In the ancient days, folk religions brought tribes together and built civilisations around the world. Later, the Abrahamic religions of Christianity, Islam and Judaism expanded their spheres of influence around the world alongside Indian religions of Hinduism, Buddhism and Sikhism as well as the East Asian religions of Taoism, Shinto and Falun Gong. All major religions in the world have their share of fanaticism- most prominently Muslims, Hindus, Christians and Buddhists. Is Islam any different and if so, what is the root cause for the difference?
The word terrorism is being constantly associated with Islam today. The term terrorism was first used in France in the 18th century to denounce the acts of the then regime in terrorising its people. Since the Anarchist movement in the 19th century, terrorism was mainly used to define non-state actors. The Northern Ireland conflict, the Israel-Palestinian conflict, and the Basque conflict brought the term back to life. There has been no UN-recognised definition on terrorism as often what is perceived as terrorist can also be an issue of national liberation and self-determination. This means that the word can be used in any way by the modern media with zero concerns as to what they’re addressing.
The World trade centre attacks on September 11 redefined terrorism. Before the year 2000, national separatism was the main driver of terrorist attacks around the world. However, in the post-9/11 world, religious extremism became the driver for terrorist attacks. The Western-led military operations in Afghanistan, Iraq, Pakistan, Syria, Yemen and Nigeria led to a surge in terrorism in these regions. More than 90% of today’s terrorist attacks occur in these regions. As there has been no major shift in religious thoughts in these regions, I think it is fair to say that military conflicts have played a greater role in developing terrorism than religions did.
The recent quotes from the French president Emmanuel Macron calling Islam as a religion in crisis is a hot debate in the international political sphere. While secular governments in the West look at his words as defending freedom of speech, Muslims see it as Islamophobic rhetoric as he tries to link the religion with terrorism. At the end of the day, the worst affected are the Muslims living in France and the French expats living in Muslim countries. Here, we need to draw a line between freedom and hate speech.
A religion in crisis from a purely numbers perspective would be seeing dwindling numbers today. Christianity and Islam are by no means facing a crisis as the two cover 57 and 29 percent respectively of the fastest growing population in the world, Africa. In terms of violence, we can see that terrorism is more about politics than about religion. However, Islam has crises in terms of the intense rivalry between Sunni and Shiaa powers in the Middle East- Saudi Arabia and Iran. This kind of rivalry is seen in within Sunni factions too. The different groups within Islam barely recognise the existence of others. The conflicts in the Middle East have left deep scars on the countries’ post-war economies and education systems. The desperation in the youth leads to more acts of violence. Fake news is also a driver for hate around the world.
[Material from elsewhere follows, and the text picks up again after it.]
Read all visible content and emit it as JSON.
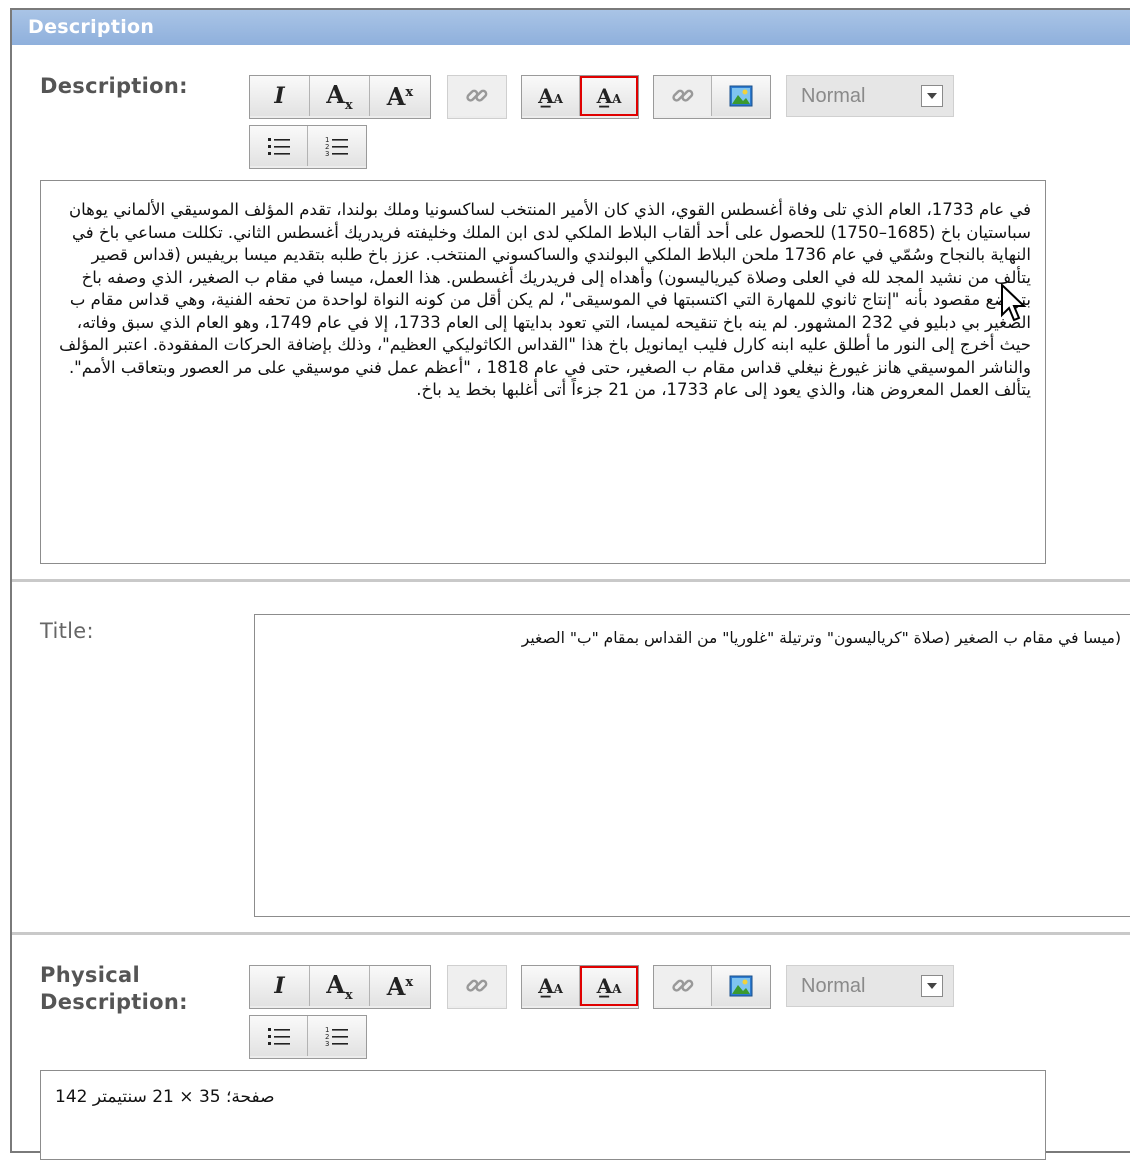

How can we get the religion out of the crisis? Islam remains in crisis mode until Muslims unite despite their differences, showing the collective strength of 1.8 Billion humans and striving towards educating the youth and employing them, especially those in the crisis-stricken countries. Macron’s comments drove Muslims around the world together. France saw its products boycotted in multiple countries and took an economic hit from their President’s insensitive comments. The overwhelming unity should not stop here, rather it should lead the Muslims to work towards structural changes in their communities in order to weed out radical factions and stop disinformation campaigns on every side. In fact these suggestions must be applied in every part of the world, as the crisis is not that of Islam alone.